     Warts (genital warts) are some wart-like tumor, located in the genital area, most often located outside the vulva. They are usually painless but may cause itching, burning or spotting. They can also be found around the urethra or anus. The ones located inside of the vagina or cervix, are usually flat and they are discovered through a Papanicolau exam.

     The presence of dysplasia means abnormal cells in the skin. Dysplasia is not cancer but may become similar to cancer after years if not treated. With treatment, dysplasia is cured, so the possibility of it transforming into cancer vanishes.

     The only way to detect dysplasia is the Papanicolau test or biopsy (sampling and examination of a portion of tissue). Dysplasia can be evaluated with colposcopy, but the final diagnosis is made by biopsy. It is located most commonly in the cervix, but may also appear on the vagina and vulva.




Diagnosis


     Warts are easily diagnosed by clinical examination. The only way to detect dysplasia is a Papanicolau test or biopsy.

     Screening for the human papilloma virus infection is done by doing the Papanicolau test. When the test reveals characteristic changes of cervical cells, HPV testing is still indicated. The human papilloma virus test is the determination of AND-HPV in a sample harvested from the cervix (similar to the Papanicolau test). Through this test is determined the presence of the HPV infection and determines the types of virus involved in the infection.

     So far a human papilloma virus test for men has not been implemented.


Transmission mode


     At this time very little is known about how or when we can become infected with the human papilloma virus. Transmission is mainly through sexual contact with an infected person. Women may be exposed to the human papilloma virus infection but they can show no dysplasia or warts for many years. Men and women are also infected with HPV without knowing it, showing no signs or symptoms.


Prevention


     To reduce the risk of human papilloma virus transmission and contamination are recommended:

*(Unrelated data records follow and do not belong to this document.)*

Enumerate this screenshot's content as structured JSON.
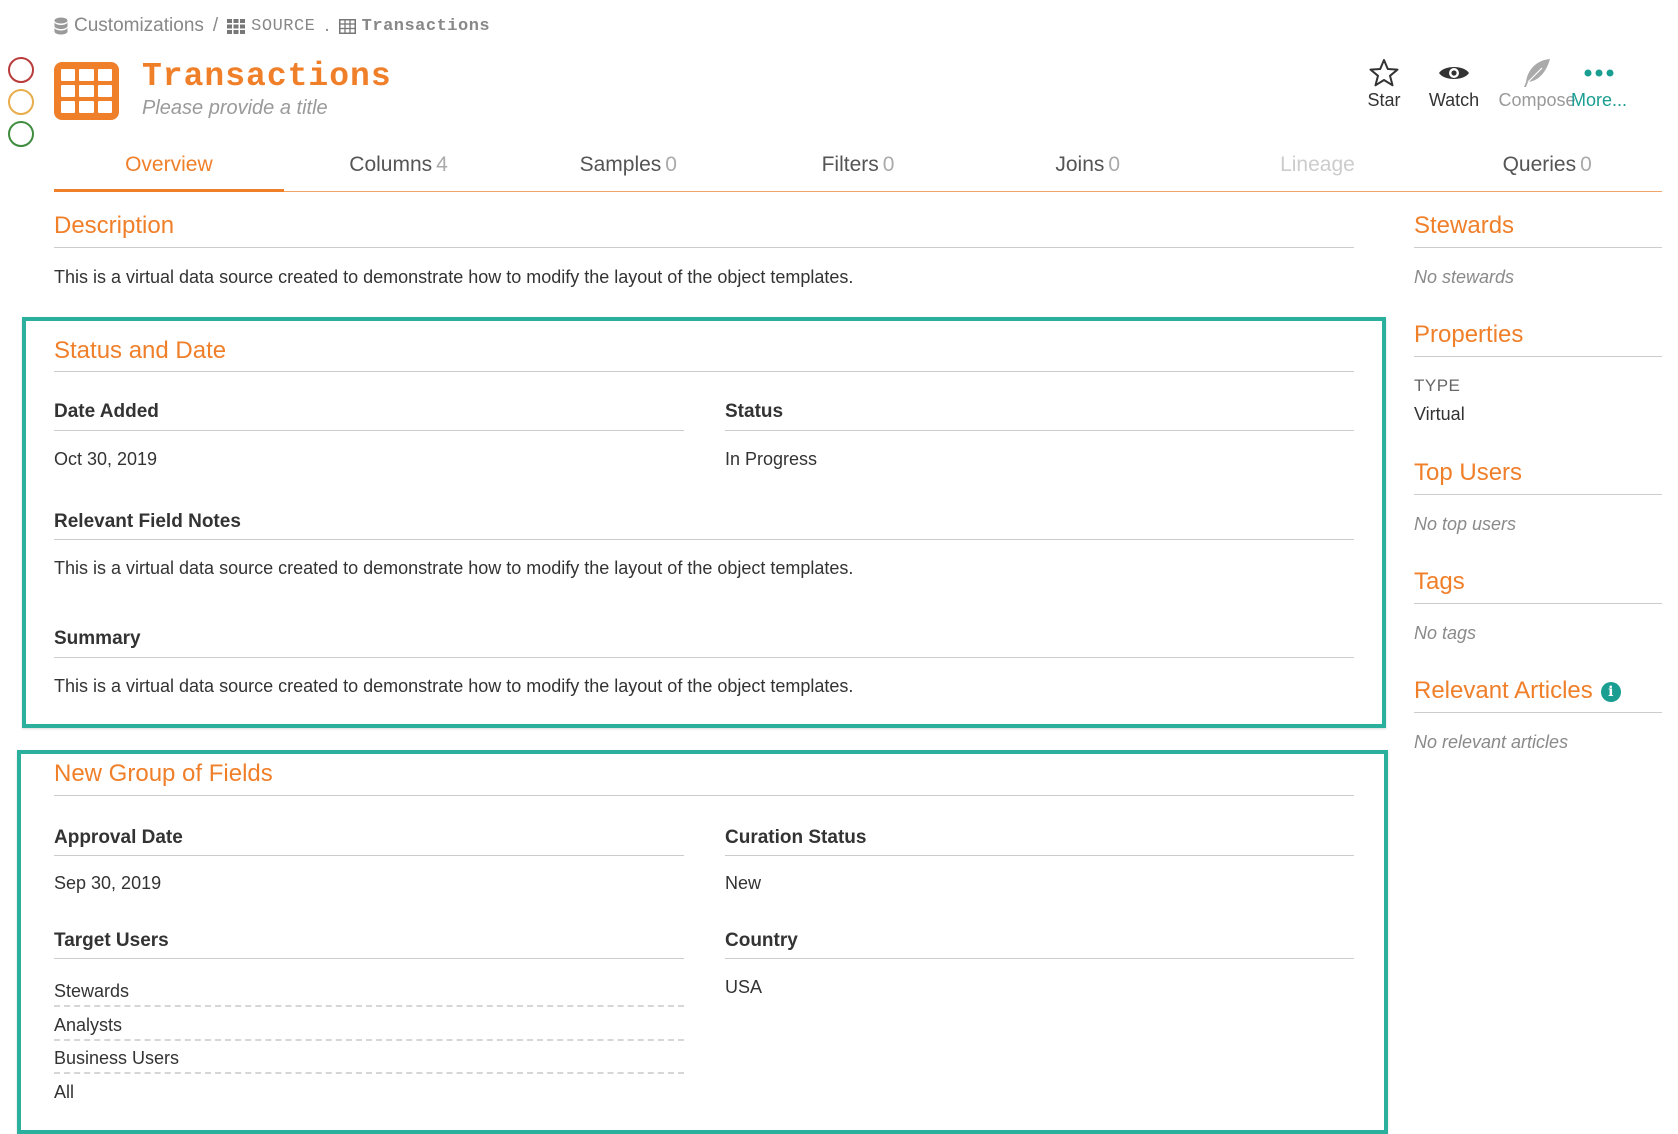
{
  "breadcrumb": {
    "root": "Customizations",
    "source": "SOURCE",
    "table": "Transactions",
    "sep1": "/",
    "sep2": "."
  },
  "header": {
    "title": "Transactions",
    "subtitle_placeholder": "Please provide a title",
    "icon": "table-icon"
  },
  "actions": [
    {
      "label": "Star",
      "icon": "star-icon"
    },
    {
      "label": "Watch",
      "icon": "eye-icon"
    },
    {
      "label": "Compose",
      "icon": "feather-icon"
    },
    {
      "label": "More...",
      "icon": "dots-icon"
    }
  ],
  "tabs": [
    {
      "label": "Overview",
      "count": ""
    },
    {
      "label": "Columns",
      "count": "4"
    },
    {
      "label": "Samples",
      "count": "0"
    },
    {
      "label": "Filters",
      "count": "0"
    },
    {
      "label": "Joins",
      "count": "0"
    },
    {
      "label": "Lineage",
      "count": ""
    },
    {
      "label": "Queries",
      "count": "0"
    }
  ],
  "description": {
    "title": "Description",
    "text": "This is a virtual data source created to demonstrate how to modify the layout of the object templates."
  },
  "status_date": {
    "title": "Status and Date",
    "date_added_label": "Date Added",
    "date_added_value": "Oct 30, 2019",
    "status_label": "Status",
    "status_value": "In Progress",
    "field_notes_label": "Relevant Field Notes",
    "field_notes_value": "This is a virtual data source created to demonstrate how to modify the layout of the object templates.",
    "summary_label": "Summary",
    "summary_value": "This is a virtual data source created to demonstrate how to modify the layout of the object templates."
  },
  "new_group": {
    "title": "New Group of Fields",
    "approval_date_label": "Approval Date",
    "approval_date_value": "Sep 30, 2019",
    "curation_status_label": "Curation Status",
    "curation_status_value": "New",
    "target_users_label": "Target Users",
    "target_users": [
      "Stewards",
      "Analysts",
      "Business Users",
      "All"
    ],
    "country_label": "Country",
    "country_value": "USA"
  },
  "sidebar": {
    "stewards_title": "Stewards",
    "stewards_empty": "No stewards",
    "properties_title": "Properties",
    "type_label": "TYPE",
    "type_value": "Virtual",
    "top_users_title": "Top Users",
    "top_users_empty": "No top users",
    "tags_title": "Tags",
    "tags_empty": "No tags",
    "articles_title": "Relevant Articles",
    "articles_empty": "No relevant articles"
  },
  "colors": {
    "accent": "#f07f2a",
    "teal": "#1a9e92",
    "highlight_border": "#2ab09d"
  }
}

  • Reducing the number of sexual partners
  • Avoidance of sexual partners who had a large number of sexual partners
  • Use a condom (condoms provide protection against most sexual transmitted diseases, but cannot ensure 100% protection against the human papilloma virus because they do not completely stop the genital skin contact)